▶ **ACTIVITY**
Copy the listing that follows exactly. Its pictures do not belong in the copy.

▶ **LISTED ENTRIES**
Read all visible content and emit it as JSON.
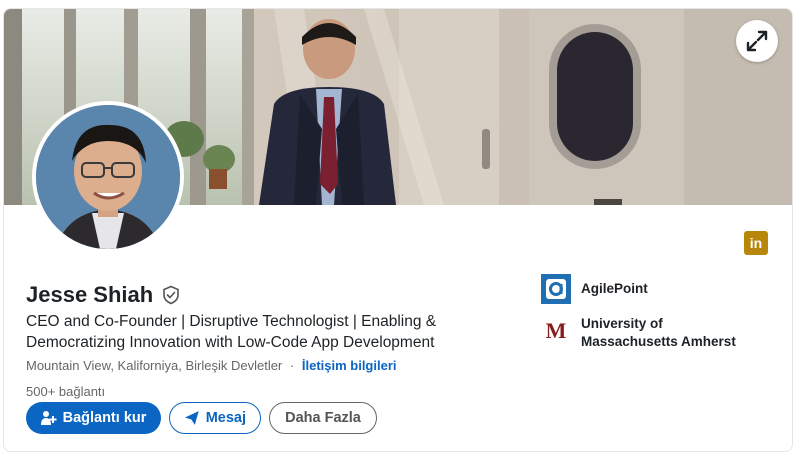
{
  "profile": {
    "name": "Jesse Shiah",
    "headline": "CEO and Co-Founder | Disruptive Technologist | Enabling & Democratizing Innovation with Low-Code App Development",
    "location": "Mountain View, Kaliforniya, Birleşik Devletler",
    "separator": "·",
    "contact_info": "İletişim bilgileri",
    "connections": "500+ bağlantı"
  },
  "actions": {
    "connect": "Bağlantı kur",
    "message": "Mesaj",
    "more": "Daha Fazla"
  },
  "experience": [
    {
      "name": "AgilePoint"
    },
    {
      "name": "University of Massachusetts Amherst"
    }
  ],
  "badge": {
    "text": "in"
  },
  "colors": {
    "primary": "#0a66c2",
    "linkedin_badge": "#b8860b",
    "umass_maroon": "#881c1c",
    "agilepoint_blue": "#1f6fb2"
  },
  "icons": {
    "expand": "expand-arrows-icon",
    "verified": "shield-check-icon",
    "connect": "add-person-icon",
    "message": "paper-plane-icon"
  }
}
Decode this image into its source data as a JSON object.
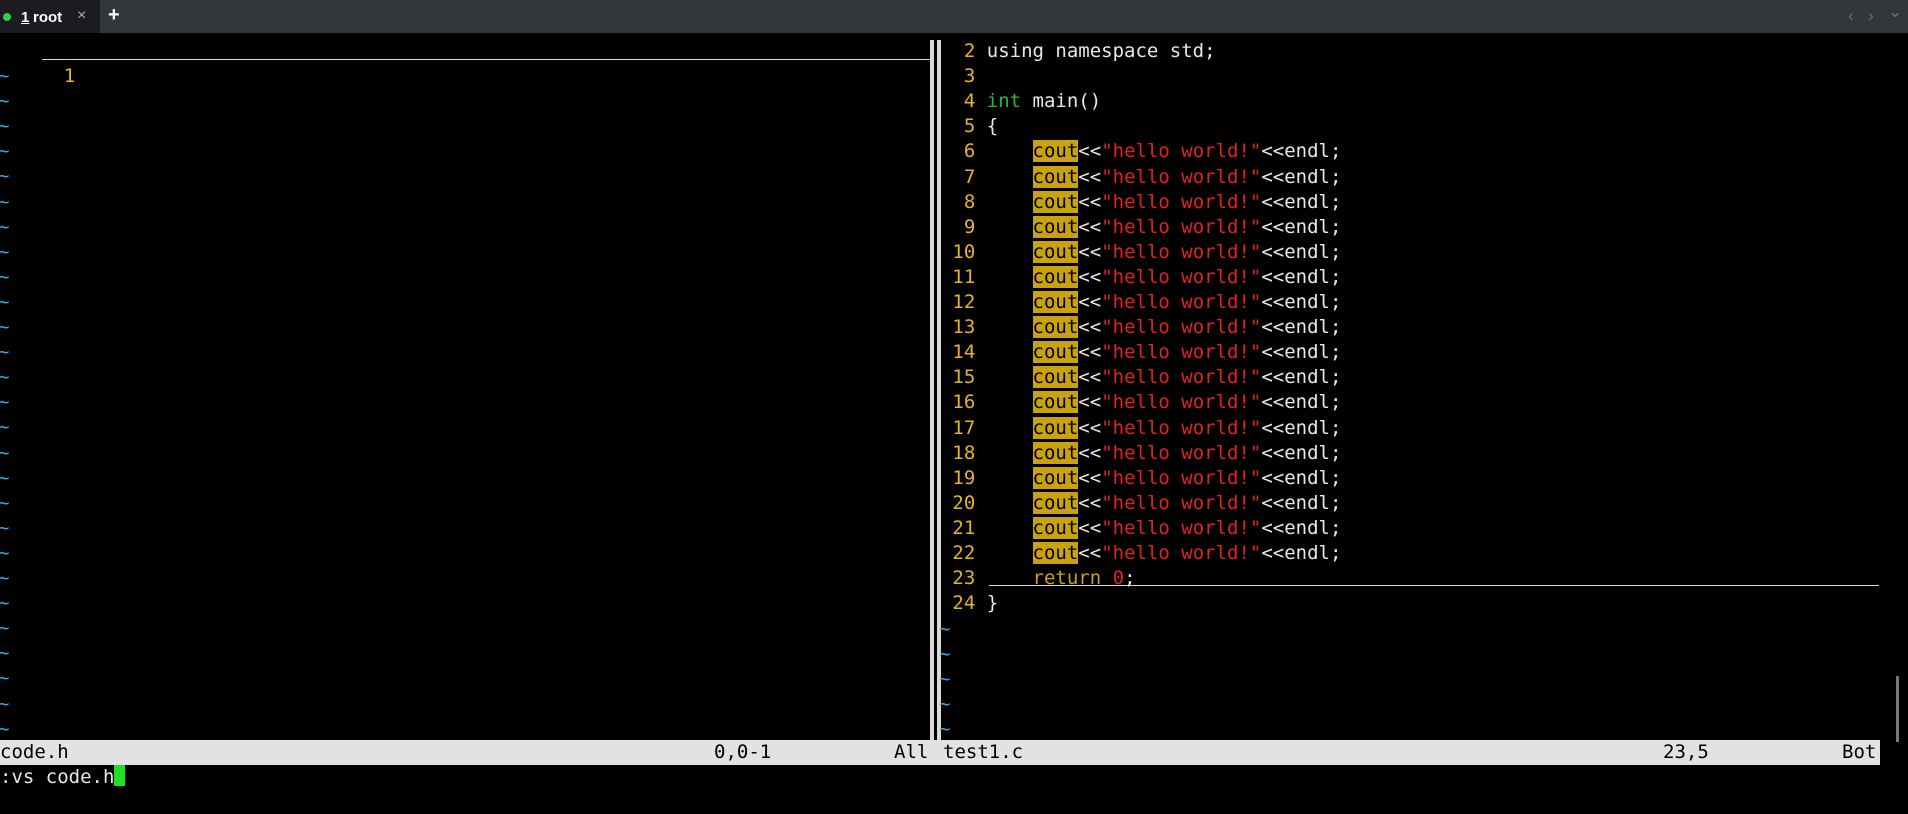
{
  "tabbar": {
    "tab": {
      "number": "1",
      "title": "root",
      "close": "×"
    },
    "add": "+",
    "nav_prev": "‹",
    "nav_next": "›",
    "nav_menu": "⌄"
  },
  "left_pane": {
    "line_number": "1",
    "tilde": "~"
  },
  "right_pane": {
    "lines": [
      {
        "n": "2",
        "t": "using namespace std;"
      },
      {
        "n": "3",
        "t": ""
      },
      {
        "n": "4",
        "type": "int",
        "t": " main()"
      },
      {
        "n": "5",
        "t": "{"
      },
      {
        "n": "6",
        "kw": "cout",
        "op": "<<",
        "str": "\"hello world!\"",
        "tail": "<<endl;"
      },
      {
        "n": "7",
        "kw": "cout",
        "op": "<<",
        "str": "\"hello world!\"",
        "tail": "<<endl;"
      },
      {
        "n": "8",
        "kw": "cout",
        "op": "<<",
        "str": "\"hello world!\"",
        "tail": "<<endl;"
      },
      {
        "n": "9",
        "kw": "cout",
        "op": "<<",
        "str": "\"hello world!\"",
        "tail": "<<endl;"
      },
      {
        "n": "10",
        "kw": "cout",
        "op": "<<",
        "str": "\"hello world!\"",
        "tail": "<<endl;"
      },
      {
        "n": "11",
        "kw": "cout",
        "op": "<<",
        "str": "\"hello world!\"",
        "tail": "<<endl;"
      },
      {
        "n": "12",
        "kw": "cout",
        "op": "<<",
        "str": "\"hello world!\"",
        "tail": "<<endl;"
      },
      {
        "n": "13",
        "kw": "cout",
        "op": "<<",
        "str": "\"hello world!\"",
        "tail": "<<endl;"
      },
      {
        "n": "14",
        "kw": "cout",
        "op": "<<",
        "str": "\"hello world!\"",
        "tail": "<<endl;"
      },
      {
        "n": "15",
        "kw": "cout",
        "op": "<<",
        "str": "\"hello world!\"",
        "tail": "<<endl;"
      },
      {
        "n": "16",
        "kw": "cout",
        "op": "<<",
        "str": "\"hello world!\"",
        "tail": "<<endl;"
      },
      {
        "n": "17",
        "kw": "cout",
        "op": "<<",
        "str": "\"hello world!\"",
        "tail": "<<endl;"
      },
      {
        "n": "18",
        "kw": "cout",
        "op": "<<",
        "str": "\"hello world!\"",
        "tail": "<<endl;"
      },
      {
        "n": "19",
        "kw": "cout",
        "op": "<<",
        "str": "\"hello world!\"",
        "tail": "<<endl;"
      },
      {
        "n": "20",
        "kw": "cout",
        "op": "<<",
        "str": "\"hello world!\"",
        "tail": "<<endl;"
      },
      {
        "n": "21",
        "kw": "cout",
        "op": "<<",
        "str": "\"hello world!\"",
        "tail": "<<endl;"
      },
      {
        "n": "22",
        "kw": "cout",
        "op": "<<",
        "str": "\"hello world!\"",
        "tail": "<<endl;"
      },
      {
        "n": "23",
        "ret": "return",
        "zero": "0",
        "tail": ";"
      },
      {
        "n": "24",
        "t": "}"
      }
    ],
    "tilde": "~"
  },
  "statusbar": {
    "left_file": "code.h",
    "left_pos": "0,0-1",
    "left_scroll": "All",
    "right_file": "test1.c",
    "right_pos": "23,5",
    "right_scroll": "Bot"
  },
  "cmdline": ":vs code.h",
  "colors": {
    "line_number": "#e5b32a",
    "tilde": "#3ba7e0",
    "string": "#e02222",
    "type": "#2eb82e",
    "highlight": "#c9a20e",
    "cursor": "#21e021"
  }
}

▶ **TASK SOLUTION**
Read all visible content and emit it as JSON.
{
  "profile": {
    "name": "Jesse Shiah",
    "headline": "CEO and Co-Founder | Disruptive Technologist | Enabling & Democratizing Innovation with Low-Code App Development",
    "location": "Mountain View, Kaliforniya, Birleşik Devletler",
    "separator": "·",
    "contact_info": "İletişim bilgileri",
    "connections": "500+ bağlantı"
  },
  "actions": {
    "connect": "Bağlantı kur",
    "message": "Mesaj",
    "more": "Daha Fazla"
  },
  "experience": [
    {
      "name": "AgilePoint"
    },
    {
      "name": "University of Massachusetts Amherst"
    }
  ],
  "badge": {
    "text": "in"
  },
  "colors": {
    "primary": "#0a66c2",
    "linkedin_badge": "#b8860b",
    "umass_maroon": "#881c1c",
    "agilepoint_blue": "#1f6fb2"
  },
  "icons": {
    "expand": "expand-arrows-icon",
    "verified": "shield-check-icon",
    "connect": "add-person-icon",
    "message": "paper-plane-icon"
  }
}
Decode this image into its source data as a JSON object.
{
  "tabbar": {
    "tab": {
      "number": "1",
      "title": "root",
      "close": "×"
    },
    "add": "+",
    "nav_prev": "‹",
    "nav_next": "›",
    "nav_menu": "⌄"
  },
  "left_pane": {
    "line_number": "1",
    "tilde": "~"
  },
  "right_pane": {
    "lines": [
      {
        "n": "2",
        "t": "using namespace std;"
      },
      {
        "n": "3",
        "t": ""
      },
      {
        "n": "4",
        "type": "int",
        "t": " main()"
      },
      {
        "n": "5",
        "t": "{"
      },
      {
        "n": "6",
        "kw": "cout",
        "op": "<<",
        "str": "\"hello world!\"",
        "tail": "<<endl;"
      },
      {
        "n": "7",
        "kw": "cout",
        "op": "<<",
        "str": "\"hello world!\"",
        "tail": "<<endl;"
      },
      {
        "n": "8",
        "kw": "cout",
        "op": "<<",
        "str": "\"hello world!\"",
        "tail": "<<endl;"
      },
      {
        "n": "9",
        "kw": "cout",
        "op": "<<",
        "str": "\"hello world!\"",
        "tail": "<<endl;"
      },
      {
        "n": "10",
        "kw": "cout",
        "op": "<<",
        "str": "\"hello world!\"",
        "tail": "<<endl;"
      },
      {
        "n": "11",
        "kw": "cout",
        "op": "<<",
        "str": "\"hello world!\"",
        "tail": "<<endl;"
      },
      {
        "n": "12",
        "kw": "cout",
        "op": "<<",
        "str": "\"hello world!\"",
        "tail": "<<endl;"
      },
      {
        "n": "13",
        "kw": "cout",
        "op": "<<",
        "str": "\"hello world!\"",
        "tail": "<<endl;"
      },
      {
        "n": "14",
        "kw": "cout",
        "op": "<<",
        "str": "\"hello world!\"",
        "tail": "<<endl;"
      },
      {
        "n": "15",
        "kw": "cout",
        "op": "<<",
        "str": "\"hello world!\"",
        "tail": "<<endl;"
      },
      {
        "n": "16",
        "kw": "cout",
        "op": "<<",
        "str": "\"hello world!\"",
        "tail": "<<endl;"
      },
      {
        "n": "17",
        "kw": "cout",
        "op": "<<",
        "str": "\"hello world!\"",
        "tail": "<<endl;"
      },
      {
        "n": "18",
        "kw": "cout",
        "op": "<<",
        "str": "\"hello world!\"",
        "tail": "<<endl;"
      },
      {
        "n": "19",
        "kw": "cout",
        "op": "<<",
        "str": "\"hello world!\"",
        "tail": "<<endl;"
      },
      {
        "n": "20",
        "kw": "cout",
        "op": "<<",
        "str": "\"hello world!\"",
        "tail": "<<endl;"
      },
      {
        "n": "21",
        "kw": "cout",
        "op": "<<",
        "str": "\"hello world!\"",
        "tail": "<<endl;"
      },
      {
        "n": "22",
        "kw": "cout",
        "op": "<<",
        "str": "\"hello world!\"",
        "tail": "<<endl;"
      },
      {
        "n": "23",
        "ret": "return",
        "zero": "0",
        "tail": ";"
      },
      {
        "n": "24",
        "t": "}"
      }
    ],
    "tilde": "~"
  },
  "statusbar": {
    "left_file": "code.h",
    "left_pos": "0,0-1",
    "left_scroll": "All",
    "right_file": "test1.c",
    "right_pos": "23,5",
    "right_scroll": "Bot"
  },
  "cmdline": ":vs code.h",
  "colors": {
    "line_number": "#e5b32a",
    "tilde": "#3ba7e0",
    "string": "#e02222",
    "type": "#2eb82e",
    "highlight": "#c9a20e",
    "cursor": "#21e021"
  }
}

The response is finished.